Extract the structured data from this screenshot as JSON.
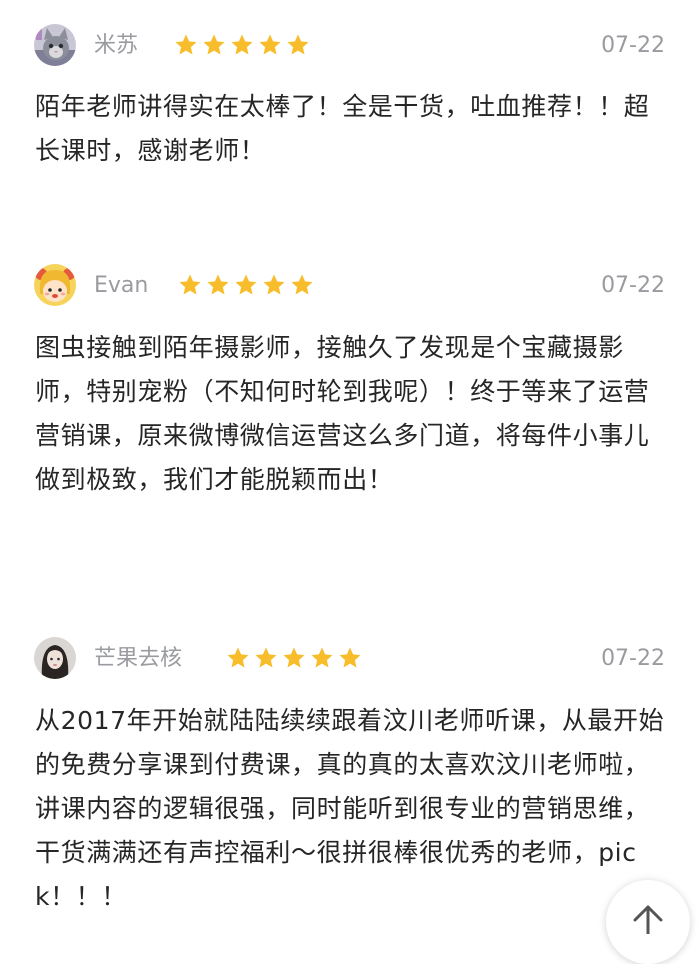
{
  "reviews": [
    {
      "name": "米苏",
      "date": "07-22",
      "rating": 5,
      "avatar": "cat-avatar",
      "text": "陌年老师讲得实在太棒了！全是干货，吐血推荐！！超长课时，感谢老师！"
    },
    {
      "name": "Evan",
      "date": "07-22",
      "rating": 5,
      "avatar": "cartoon-girl-avatar",
      "text": "图虫接触到陌年摄影师，接触久了发现是个宝藏摄影师，特别宠粉（不知何时轮到我呢）！终于等来了运营营销课，原来微博微信运营这么多门道，将每件小事儿做到极致，我们才能脱颖而出！"
    },
    {
      "name": "芒果去核",
      "date": "07-22",
      "rating": 5,
      "avatar": "portrait-avatar",
      "text": "从2017年开始就陆陆续续跟着汶川老师听课，从最开始的免费分享课到付费课，真的真的太喜欢汶川老师啦，讲课内容的逻辑很强，同时能听到很专业的营销思维，干货满满还有声控福利～很拼很棒很优秀的老师，pick！！！"
    }
  ],
  "colors": {
    "star": "#F7BD2B",
    "meta_text": "#9A9BA0",
    "body_text": "#262626"
  },
  "icons": {
    "scroll_top": "arrow-up-icon"
  }
}
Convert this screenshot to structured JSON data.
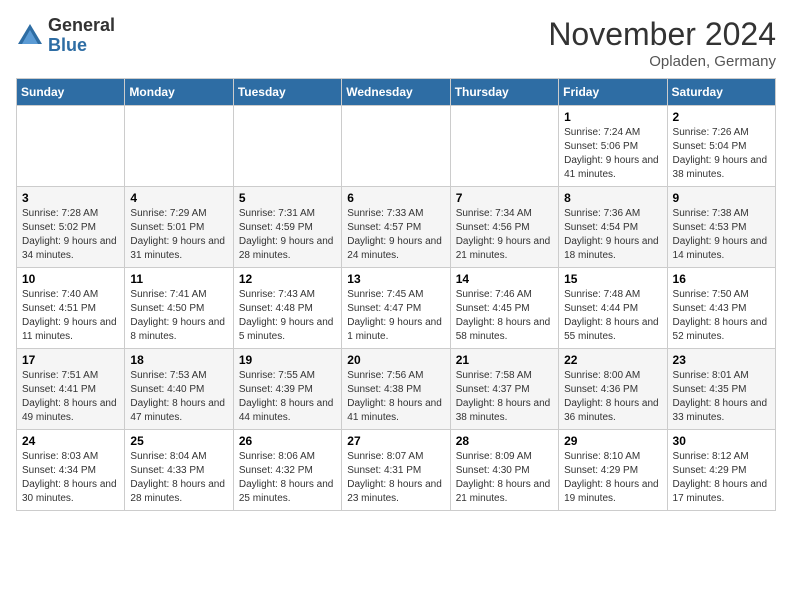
{
  "logo": {
    "general": "General",
    "blue": "Blue"
  },
  "title": "November 2024",
  "location": "Opladen, Germany",
  "days_of_week": [
    "Sunday",
    "Monday",
    "Tuesday",
    "Wednesday",
    "Thursday",
    "Friday",
    "Saturday"
  ],
  "weeks": [
    [
      {
        "day": "",
        "info": ""
      },
      {
        "day": "",
        "info": ""
      },
      {
        "day": "",
        "info": ""
      },
      {
        "day": "",
        "info": ""
      },
      {
        "day": "",
        "info": ""
      },
      {
        "day": "1",
        "info": "Sunrise: 7:24 AM\nSunset: 5:06 PM\nDaylight: 9 hours and 41 minutes."
      },
      {
        "day": "2",
        "info": "Sunrise: 7:26 AM\nSunset: 5:04 PM\nDaylight: 9 hours and 38 minutes."
      }
    ],
    [
      {
        "day": "3",
        "info": "Sunrise: 7:28 AM\nSunset: 5:02 PM\nDaylight: 9 hours and 34 minutes."
      },
      {
        "day": "4",
        "info": "Sunrise: 7:29 AM\nSunset: 5:01 PM\nDaylight: 9 hours and 31 minutes."
      },
      {
        "day": "5",
        "info": "Sunrise: 7:31 AM\nSunset: 4:59 PM\nDaylight: 9 hours and 28 minutes."
      },
      {
        "day": "6",
        "info": "Sunrise: 7:33 AM\nSunset: 4:57 PM\nDaylight: 9 hours and 24 minutes."
      },
      {
        "day": "7",
        "info": "Sunrise: 7:34 AM\nSunset: 4:56 PM\nDaylight: 9 hours and 21 minutes."
      },
      {
        "day": "8",
        "info": "Sunrise: 7:36 AM\nSunset: 4:54 PM\nDaylight: 9 hours and 18 minutes."
      },
      {
        "day": "9",
        "info": "Sunrise: 7:38 AM\nSunset: 4:53 PM\nDaylight: 9 hours and 14 minutes."
      }
    ],
    [
      {
        "day": "10",
        "info": "Sunrise: 7:40 AM\nSunset: 4:51 PM\nDaylight: 9 hours and 11 minutes."
      },
      {
        "day": "11",
        "info": "Sunrise: 7:41 AM\nSunset: 4:50 PM\nDaylight: 9 hours and 8 minutes."
      },
      {
        "day": "12",
        "info": "Sunrise: 7:43 AM\nSunset: 4:48 PM\nDaylight: 9 hours and 5 minutes."
      },
      {
        "day": "13",
        "info": "Sunrise: 7:45 AM\nSunset: 4:47 PM\nDaylight: 9 hours and 1 minute."
      },
      {
        "day": "14",
        "info": "Sunrise: 7:46 AM\nSunset: 4:45 PM\nDaylight: 8 hours and 58 minutes."
      },
      {
        "day": "15",
        "info": "Sunrise: 7:48 AM\nSunset: 4:44 PM\nDaylight: 8 hours and 55 minutes."
      },
      {
        "day": "16",
        "info": "Sunrise: 7:50 AM\nSunset: 4:43 PM\nDaylight: 8 hours and 52 minutes."
      }
    ],
    [
      {
        "day": "17",
        "info": "Sunrise: 7:51 AM\nSunset: 4:41 PM\nDaylight: 8 hours and 49 minutes."
      },
      {
        "day": "18",
        "info": "Sunrise: 7:53 AM\nSunset: 4:40 PM\nDaylight: 8 hours and 47 minutes."
      },
      {
        "day": "19",
        "info": "Sunrise: 7:55 AM\nSunset: 4:39 PM\nDaylight: 8 hours and 44 minutes."
      },
      {
        "day": "20",
        "info": "Sunrise: 7:56 AM\nSunset: 4:38 PM\nDaylight: 8 hours and 41 minutes."
      },
      {
        "day": "21",
        "info": "Sunrise: 7:58 AM\nSunset: 4:37 PM\nDaylight: 8 hours and 38 minutes."
      },
      {
        "day": "22",
        "info": "Sunrise: 8:00 AM\nSunset: 4:36 PM\nDaylight: 8 hours and 36 minutes."
      },
      {
        "day": "23",
        "info": "Sunrise: 8:01 AM\nSunset: 4:35 PM\nDaylight: 8 hours and 33 minutes."
      }
    ],
    [
      {
        "day": "24",
        "info": "Sunrise: 8:03 AM\nSunset: 4:34 PM\nDaylight: 8 hours and 30 minutes."
      },
      {
        "day": "25",
        "info": "Sunrise: 8:04 AM\nSunset: 4:33 PM\nDaylight: 8 hours and 28 minutes."
      },
      {
        "day": "26",
        "info": "Sunrise: 8:06 AM\nSunset: 4:32 PM\nDaylight: 8 hours and 25 minutes."
      },
      {
        "day": "27",
        "info": "Sunrise: 8:07 AM\nSunset: 4:31 PM\nDaylight: 8 hours and 23 minutes."
      },
      {
        "day": "28",
        "info": "Sunrise: 8:09 AM\nSunset: 4:30 PM\nDaylight: 8 hours and 21 minutes."
      },
      {
        "day": "29",
        "info": "Sunrise: 8:10 AM\nSunset: 4:29 PM\nDaylight: 8 hours and 19 minutes."
      },
      {
        "day": "30",
        "info": "Sunrise: 8:12 AM\nSunset: 4:29 PM\nDaylight: 8 hours and 17 minutes."
      }
    ]
  ]
}
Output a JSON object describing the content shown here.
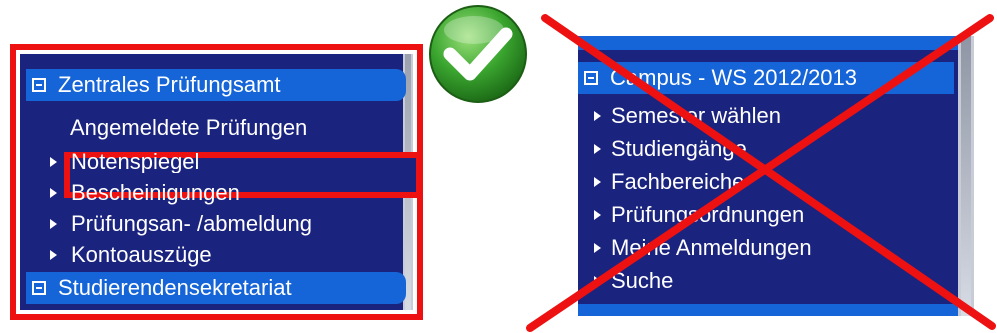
{
  "left_panel": {
    "section_1": "Zentrales Prüfungsamt",
    "items": [
      "Angemeldete Prüfungen",
      "Notenspiegel",
      "Bescheinigungen",
      "Prüfungsan- /abmeldung",
      "Kontoauszüge"
    ],
    "section_2": "Studierendensekretariat"
  },
  "right_panel": {
    "section": "Campus - WS 2012/2013",
    "items": [
      "Semester wählen",
      "Studiengänge",
      "Fachbereiche",
      "Prüfungsordnungen",
      "Meine Anmeldungen",
      "Suche"
    ]
  },
  "icons": {
    "correct": "checkmark-icon",
    "wrong": "cross-mark"
  },
  "colors": {
    "menu_bg": "#1a237e",
    "header_bg": "#1565d8",
    "annotation_red": "#ee1111",
    "check_green": "#2e9e2a"
  }
}
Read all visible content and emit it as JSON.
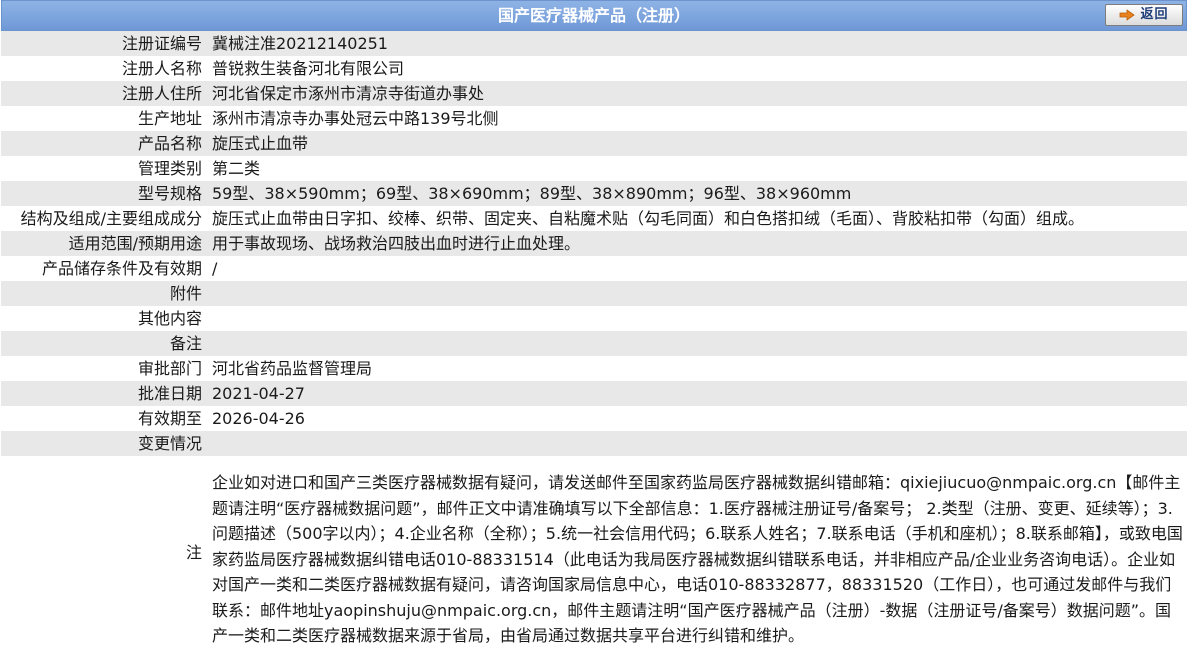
{
  "header": {
    "title": "国产医疗器械产品（注册）",
    "back_label": "返回"
  },
  "rows": [
    {
      "label": "注册证编号",
      "value": "冀械注准20212140251"
    },
    {
      "label": "注册人名称",
      "value": "普锐救生装备河北有限公司"
    },
    {
      "label": "注册人住所",
      "value": "河北省保定市涿州市清凉寺街道办事处"
    },
    {
      "label": "生产地址",
      "value": "涿州市清凉寺办事处冠云中路139号北侧"
    },
    {
      "label": "产品名称",
      "value": "旋压式止血带"
    },
    {
      "label": "管理类别",
      "value": "第二类"
    },
    {
      "label": "型号规格",
      "value": "59型、38×590mm；69型、38×690mm；89型、38×890mm；96型、38×960mm"
    },
    {
      "label": "结构及组成/主要组成成分",
      "value": "旋压式止血带由日字扣、绞棒、织带、固定夹、自粘魔术贴（勾毛同面）和白色搭扣绒（毛面）、背胶粘扣带（勾面）组成。"
    },
    {
      "label": "适用范围/预期用途",
      "value": "用于事故现场、战场救治四肢出血时进行止血处理。"
    },
    {
      "label": "产品储存条件及有效期",
      "value": "/"
    },
    {
      "label": "附件",
      "value": ""
    },
    {
      "label": "其他内容",
      "value": ""
    },
    {
      "label": "备注",
      "value": ""
    },
    {
      "label": "审批部门",
      "value": "河北省药品监督管理局"
    },
    {
      "label": "批准日期",
      "value": "2021-04-27"
    },
    {
      "label": "有效期至",
      "value": "2026-04-26"
    },
    {
      "label": "变更情况",
      "value": ""
    }
  ],
  "note": {
    "label": "注",
    "text": "企业如对进口和国产三类医疗器械数据有疑问，请发送邮件至国家药监局医疗器械数据纠错邮箱：qixiejiucuo@nmpaic.org.cn【邮件主题请注明“医疗器械数据问题”，邮件正文中请准确填写以下全部信息：1.医疗器械注册证号/备案号； 2.类型（注册、变更、延续等）；3.问题描述（500字以内）；4.企业名称（全称）；5.统一社会信用代码；6.联系人姓名；7.联系电话（手机和座机）；8.联系邮箱】，或致电国家药监局医疗器械数据纠错电话010-88331514（此电话为我局医疗器械数据纠错联系电话，并非相应产品/企业业务咨询电话）。企业如对国产一类和二类医疗器械数据有疑问，请咨询国家局信息中心，电话010-88332877，88331520（工作日），也可通过发邮件与我们联系：邮件地址yaopinshuju@nmpaic.org.cn，邮件主题请注明“国产医疗器械产品（注册）-数据（注册证号/备案号）数据问题”。国产一类和二类医疗器械数据来源于省局，由省局通过数据共享平台进行纠错和维护。"
  },
  "colors": {
    "header_top": "#8eb3e6",
    "header_bottom": "#6f98d6",
    "row_alt": "#e8e8e8",
    "row_plain": "#ffffff",
    "back_arrow": "#e8821e"
  }
}
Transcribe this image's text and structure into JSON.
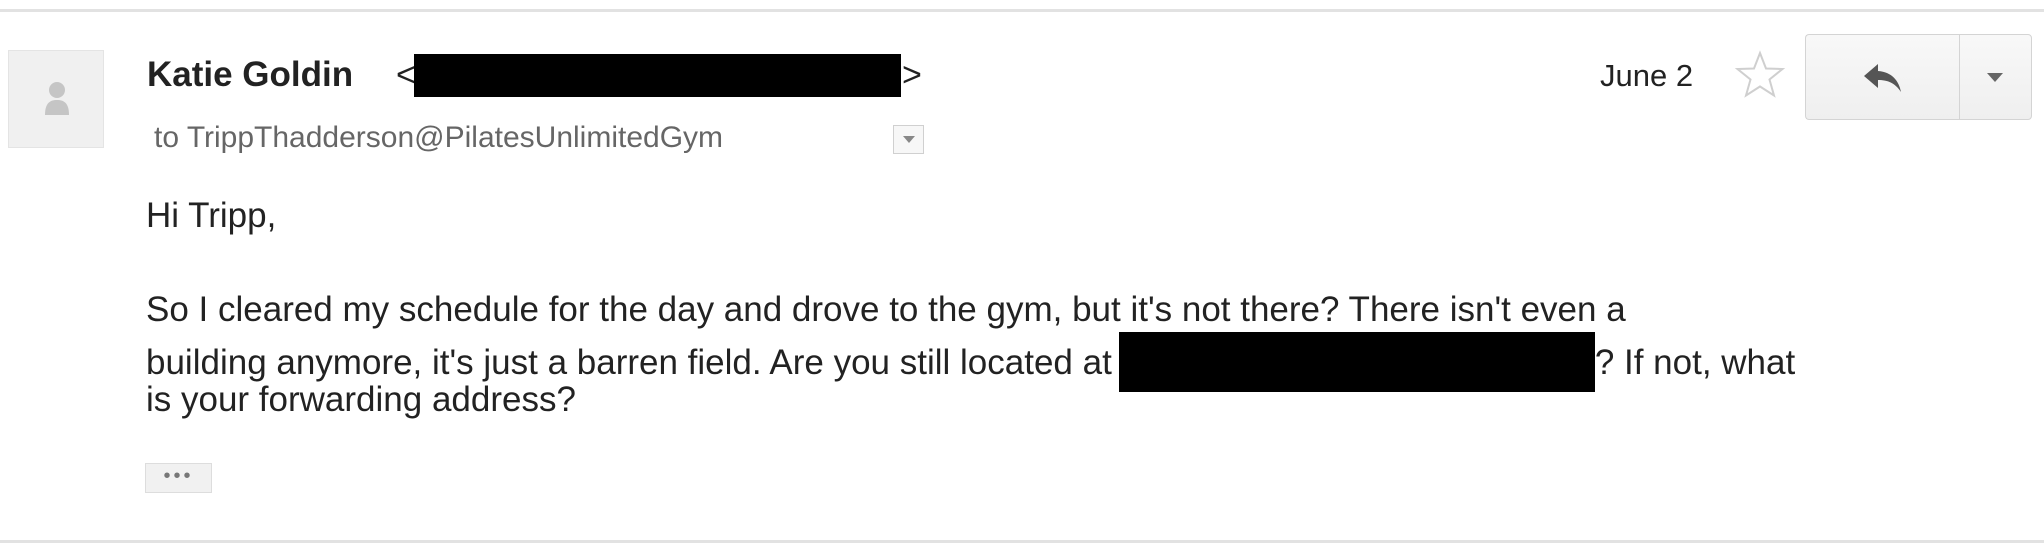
{
  "email": {
    "sender_name": "Katie Goldin",
    "sender_open_bracket": "<",
    "sender_close_bracket": ">",
    "recipient": "to TrippThadderson@PilatesUnlimitedGym",
    "date": "June 2",
    "body": {
      "greeting": "Hi Tripp,",
      "line1": "So I cleared my schedule for the day and drove to the gym, but it's not there? There isn't even a",
      "line2_before": "building anymore, it's just a barren field. Are you still located at",
      "line2_after": "? If not, what",
      "line3": "is your forwarding address?"
    },
    "trimmed_content_label": "•••"
  },
  "icons": {
    "avatar": "person-icon",
    "details": "chevron-down-icon",
    "star": "star-icon",
    "reply": "reply-arrow-icon",
    "more": "caret-down-icon"
  },
  "colors": {
    "text": "#222222",
    "secondary_text": "#666666",
    "redaction": "#000000",
    "divider": "#e2e2e2",
    "button_border": "#d4d4d4"
  }
}
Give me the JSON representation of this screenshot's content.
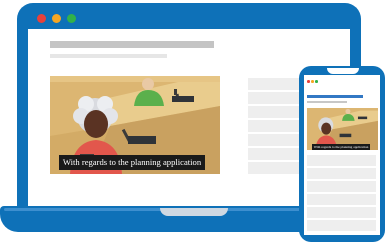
{
  "illustration": {
    "description_icon": "laptop-and-phone-icon",
    "caption": "With regards to the planning application",
    "colors": {
      "device_blue": "#0e71b8",
      "window_dot_red": "#e8413b",
      "window_dot_yellow": "#f5a623",
      "window_dot_green": "#31b24a",
      "placeholder_grey": "#c4c4c4",
      "caption_background": "#1a1a1a"
    }
  }
}
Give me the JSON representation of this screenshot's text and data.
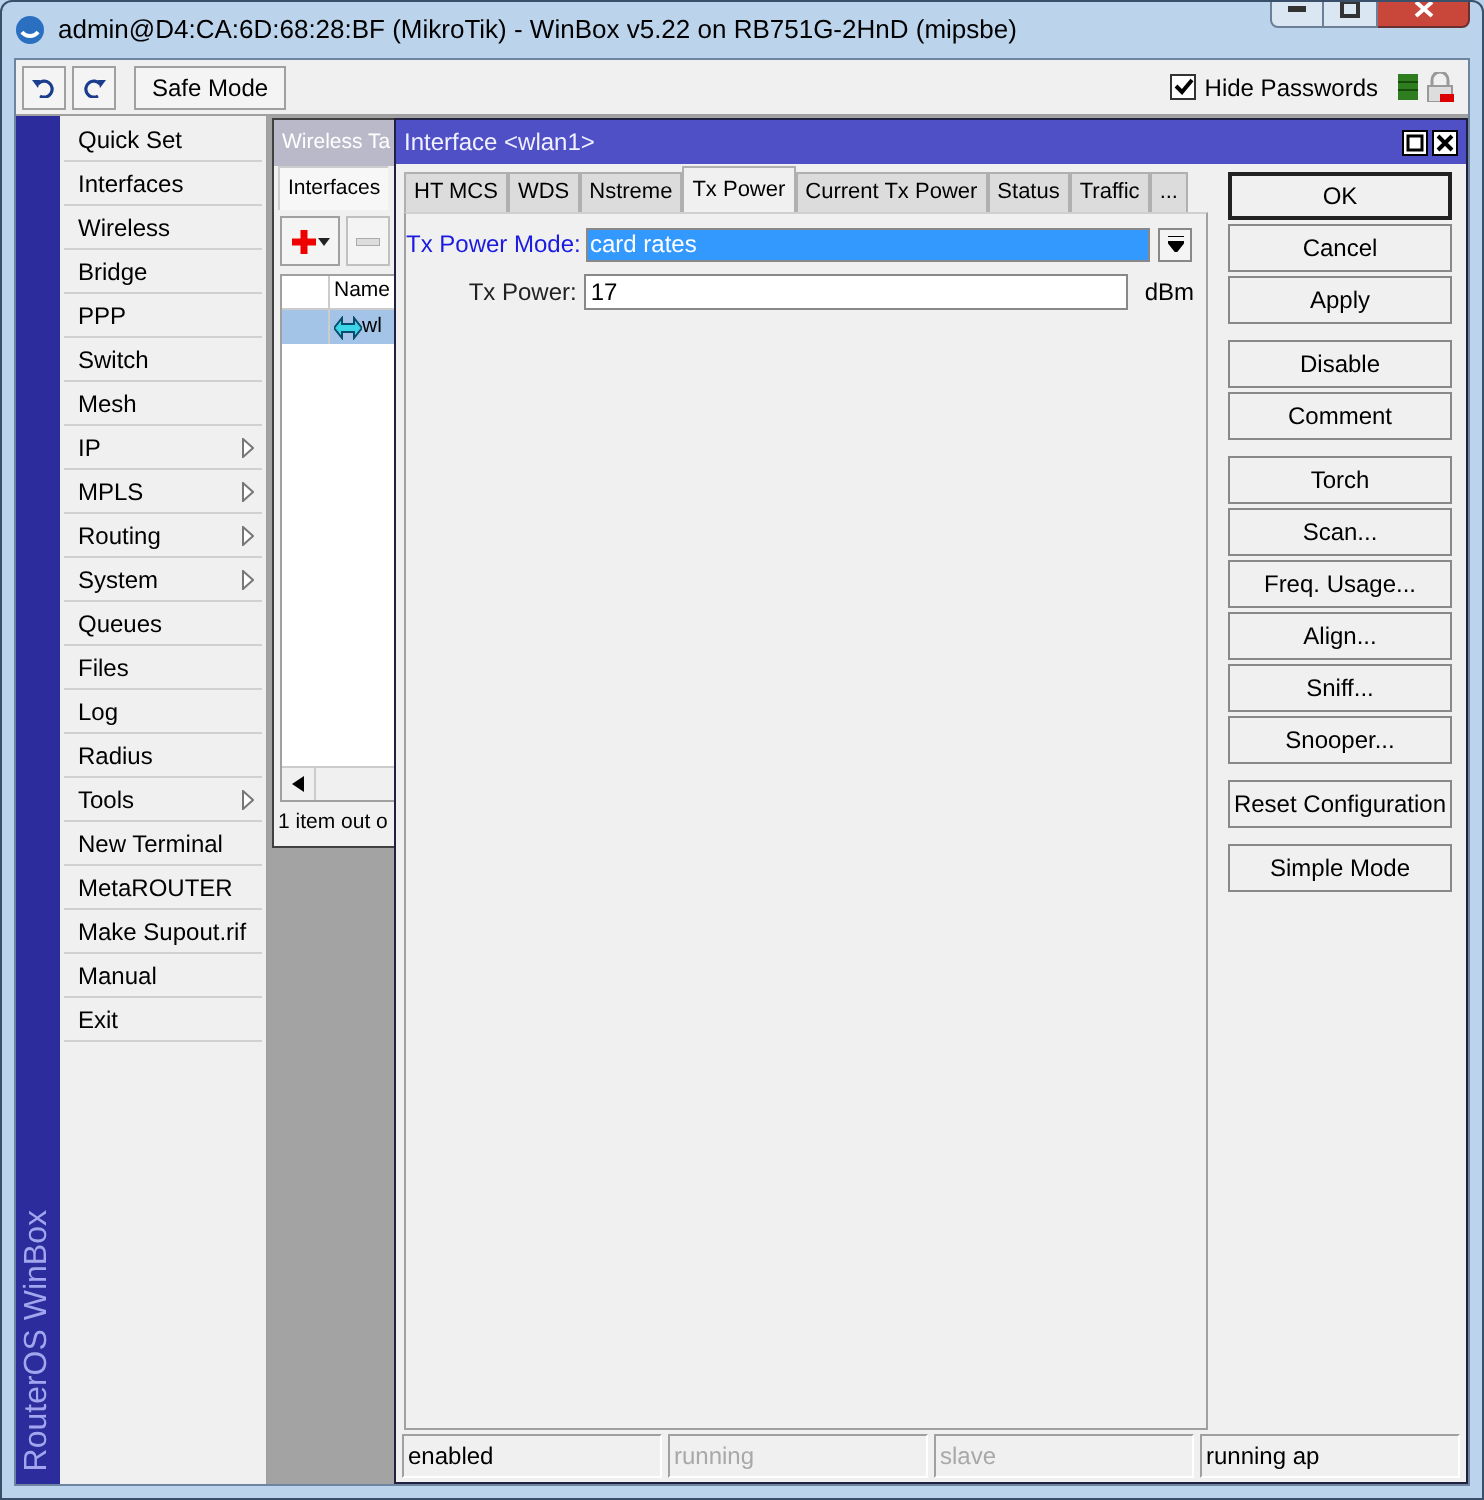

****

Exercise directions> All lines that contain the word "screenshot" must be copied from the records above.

Answer section>
Extract the structured data from this screenshot as JSON.
Convert this screenshot to structured JSON data.
Give me the JSON representation of this screenshot's content.
Give me the JSON representation of this screenshot's text and data.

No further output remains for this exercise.